own children, not in the way that was practiced by their forefathers, but
according as they have seen practiced in Christian families, and according
to the rules which they find in that Book of books which they have learned
to read, and which some of them have learned to love.
Wise, Donald A. Thomas
Ward Perryman (1839-1903) Jul 2002 http://home.earthlink.net/~dawise/twp.htm
Alice Robertson Middle School. Miss Mary Alice Robertson Jul
Indian Pioneer Papers, Elizabeth Watts
Interview, April 27, 1937 at
Indian Pioneer Papers, Lincoln
Postoak Interview, December 17, 1937 at Red Fork, Oklahoma.
Indian Pioneer Papers, Richard
Lewis Berryhill Interview, June 23, 1937 at Red Fork, Oklahoma.
Miscellaneous Records, Perryman (Creek Indian) Clearing House. Jul
Reservations. Indian Affairs: Laws and Treaties Vol. 1, Laws: Acts of
Fifty-Sixth Congress - Second Session, 1901, Chapter 676 (March 1, 1901)
p. 735 Jul 2002 http://digital.library.okstate.edu/kappler/Vol1/HTML_files/SES0729.html#p735
H.F. & E. S. Autobiographical Sketch of Rev. Robert McGill
Loughridge, D. D., Missionary to the Muskogee Indians. Indian
Territory, Its Chiefs, Legislatures, and Leading Men. July 2002 http://freepages.genealogy.rootsweb.com/~pennstreet/ITsketches4.htm#475
which may have more information about the mission.
- Guy Logsdon, The University Of Tulsa (Norman: University of Oklahoma Press, 1977)
- Althea Bass, The Story Of Tullahassee (Oklahoma City: Semco Color Press, 1960)
- Joe Paul Spaulding, The Life Of Alice Mary Robertson (PhD Dissertation, University of Oklahoma, 1959).
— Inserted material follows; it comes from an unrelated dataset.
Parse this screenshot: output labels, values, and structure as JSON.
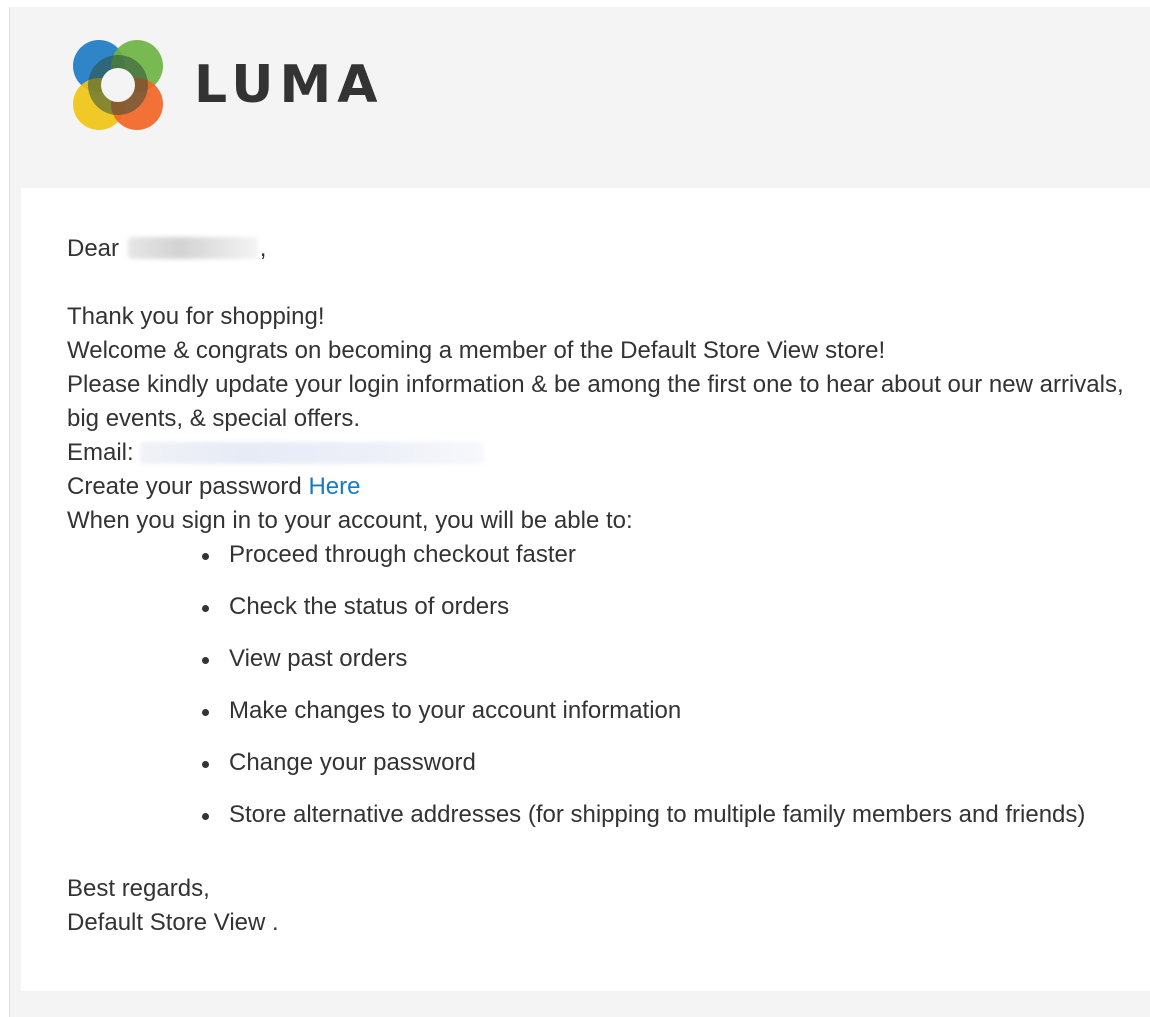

- The Alice Mary Robertson Collection. The University of Tulsa,
McFarlin Library, Department of Special Collections.